* _Task_
Each line of the entries that mentions the string "SProvider" needs to be reported.

* _Website and app data records_

□ □ □ □ □ □ □

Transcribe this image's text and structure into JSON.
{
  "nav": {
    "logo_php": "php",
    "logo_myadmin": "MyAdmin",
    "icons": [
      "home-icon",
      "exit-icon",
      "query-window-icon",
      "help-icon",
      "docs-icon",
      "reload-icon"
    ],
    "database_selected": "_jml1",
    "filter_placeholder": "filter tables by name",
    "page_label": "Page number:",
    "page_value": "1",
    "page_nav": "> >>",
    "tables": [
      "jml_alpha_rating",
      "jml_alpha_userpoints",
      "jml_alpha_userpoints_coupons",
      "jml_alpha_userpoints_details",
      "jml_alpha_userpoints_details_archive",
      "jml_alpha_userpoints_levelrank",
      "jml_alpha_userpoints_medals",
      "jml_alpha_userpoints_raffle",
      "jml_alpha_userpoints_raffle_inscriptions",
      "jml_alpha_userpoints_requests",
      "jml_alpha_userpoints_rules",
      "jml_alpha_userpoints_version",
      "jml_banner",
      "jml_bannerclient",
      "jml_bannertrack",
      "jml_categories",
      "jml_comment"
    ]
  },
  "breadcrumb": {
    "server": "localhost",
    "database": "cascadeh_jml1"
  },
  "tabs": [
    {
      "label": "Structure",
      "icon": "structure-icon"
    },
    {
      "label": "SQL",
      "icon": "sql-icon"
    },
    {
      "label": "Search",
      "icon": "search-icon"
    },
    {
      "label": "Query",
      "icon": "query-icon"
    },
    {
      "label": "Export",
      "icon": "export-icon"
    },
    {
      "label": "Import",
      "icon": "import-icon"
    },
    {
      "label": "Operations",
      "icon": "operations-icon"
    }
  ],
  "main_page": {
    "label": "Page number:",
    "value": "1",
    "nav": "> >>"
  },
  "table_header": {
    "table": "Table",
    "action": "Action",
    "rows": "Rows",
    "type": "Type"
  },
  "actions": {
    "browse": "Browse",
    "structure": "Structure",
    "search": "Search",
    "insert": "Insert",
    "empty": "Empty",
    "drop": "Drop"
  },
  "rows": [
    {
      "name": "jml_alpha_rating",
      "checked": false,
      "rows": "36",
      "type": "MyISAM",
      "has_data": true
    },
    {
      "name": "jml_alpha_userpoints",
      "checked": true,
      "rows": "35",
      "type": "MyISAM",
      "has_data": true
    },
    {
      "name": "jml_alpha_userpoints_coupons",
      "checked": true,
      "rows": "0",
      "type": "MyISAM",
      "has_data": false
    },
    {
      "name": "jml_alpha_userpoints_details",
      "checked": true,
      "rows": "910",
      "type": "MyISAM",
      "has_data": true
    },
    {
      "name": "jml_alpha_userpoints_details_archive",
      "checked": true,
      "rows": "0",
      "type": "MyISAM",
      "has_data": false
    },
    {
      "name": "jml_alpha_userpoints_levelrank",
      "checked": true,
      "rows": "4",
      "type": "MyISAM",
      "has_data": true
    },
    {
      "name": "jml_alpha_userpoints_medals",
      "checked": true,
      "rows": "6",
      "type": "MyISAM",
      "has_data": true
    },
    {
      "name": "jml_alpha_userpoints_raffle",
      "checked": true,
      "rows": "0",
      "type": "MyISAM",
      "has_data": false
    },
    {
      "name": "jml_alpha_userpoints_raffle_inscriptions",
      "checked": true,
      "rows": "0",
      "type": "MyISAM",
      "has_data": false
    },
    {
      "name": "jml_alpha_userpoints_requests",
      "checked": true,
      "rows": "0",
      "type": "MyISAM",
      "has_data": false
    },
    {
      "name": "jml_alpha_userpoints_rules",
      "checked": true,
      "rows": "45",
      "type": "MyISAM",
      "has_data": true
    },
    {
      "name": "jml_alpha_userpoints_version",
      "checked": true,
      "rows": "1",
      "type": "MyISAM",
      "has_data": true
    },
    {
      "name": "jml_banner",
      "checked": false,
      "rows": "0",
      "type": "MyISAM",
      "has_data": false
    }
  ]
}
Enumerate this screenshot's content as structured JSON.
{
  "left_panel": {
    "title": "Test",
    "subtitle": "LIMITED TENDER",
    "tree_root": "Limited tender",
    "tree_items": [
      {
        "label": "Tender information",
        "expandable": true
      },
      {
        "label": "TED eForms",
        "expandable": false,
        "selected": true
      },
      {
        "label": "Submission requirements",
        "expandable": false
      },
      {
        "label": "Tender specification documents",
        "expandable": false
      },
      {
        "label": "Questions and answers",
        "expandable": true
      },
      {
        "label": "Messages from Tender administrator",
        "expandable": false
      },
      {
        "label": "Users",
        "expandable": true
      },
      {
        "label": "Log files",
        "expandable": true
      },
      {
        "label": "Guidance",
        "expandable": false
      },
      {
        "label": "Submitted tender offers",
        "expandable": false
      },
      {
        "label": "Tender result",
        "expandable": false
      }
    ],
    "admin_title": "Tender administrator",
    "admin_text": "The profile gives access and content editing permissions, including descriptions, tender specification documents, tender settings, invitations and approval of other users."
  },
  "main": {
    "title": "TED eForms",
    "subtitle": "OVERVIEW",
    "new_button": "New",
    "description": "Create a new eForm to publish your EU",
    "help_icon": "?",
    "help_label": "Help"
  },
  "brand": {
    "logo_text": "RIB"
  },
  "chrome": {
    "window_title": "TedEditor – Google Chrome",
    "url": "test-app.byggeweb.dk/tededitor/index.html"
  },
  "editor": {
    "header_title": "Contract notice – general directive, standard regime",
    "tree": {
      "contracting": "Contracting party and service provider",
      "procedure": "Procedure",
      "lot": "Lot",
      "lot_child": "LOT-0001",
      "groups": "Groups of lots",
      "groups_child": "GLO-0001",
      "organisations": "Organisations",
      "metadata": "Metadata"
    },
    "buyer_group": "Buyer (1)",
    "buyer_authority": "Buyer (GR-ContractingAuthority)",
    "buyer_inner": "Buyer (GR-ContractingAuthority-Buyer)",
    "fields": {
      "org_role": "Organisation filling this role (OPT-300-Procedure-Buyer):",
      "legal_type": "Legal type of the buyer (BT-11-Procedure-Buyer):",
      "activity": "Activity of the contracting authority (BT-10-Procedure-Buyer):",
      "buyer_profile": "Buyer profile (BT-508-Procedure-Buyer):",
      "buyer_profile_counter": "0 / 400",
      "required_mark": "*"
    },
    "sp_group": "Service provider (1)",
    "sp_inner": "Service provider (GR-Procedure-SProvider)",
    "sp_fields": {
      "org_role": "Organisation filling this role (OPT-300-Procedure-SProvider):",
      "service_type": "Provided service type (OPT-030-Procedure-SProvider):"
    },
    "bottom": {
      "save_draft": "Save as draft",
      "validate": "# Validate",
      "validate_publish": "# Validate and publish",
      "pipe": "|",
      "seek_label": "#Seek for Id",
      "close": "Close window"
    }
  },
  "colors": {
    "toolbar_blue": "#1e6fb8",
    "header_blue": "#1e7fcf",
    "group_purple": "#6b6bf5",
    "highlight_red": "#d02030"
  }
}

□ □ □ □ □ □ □

* _Answer_
    "sp_inner": "Service provider (GR-Procedure-SProvider)",
      "org_role": "Organisation filling this role (OPT-300-Procedure-SProvider):",
      "service_type": "Provided service type (OPT-030-Procedure-SProvider):"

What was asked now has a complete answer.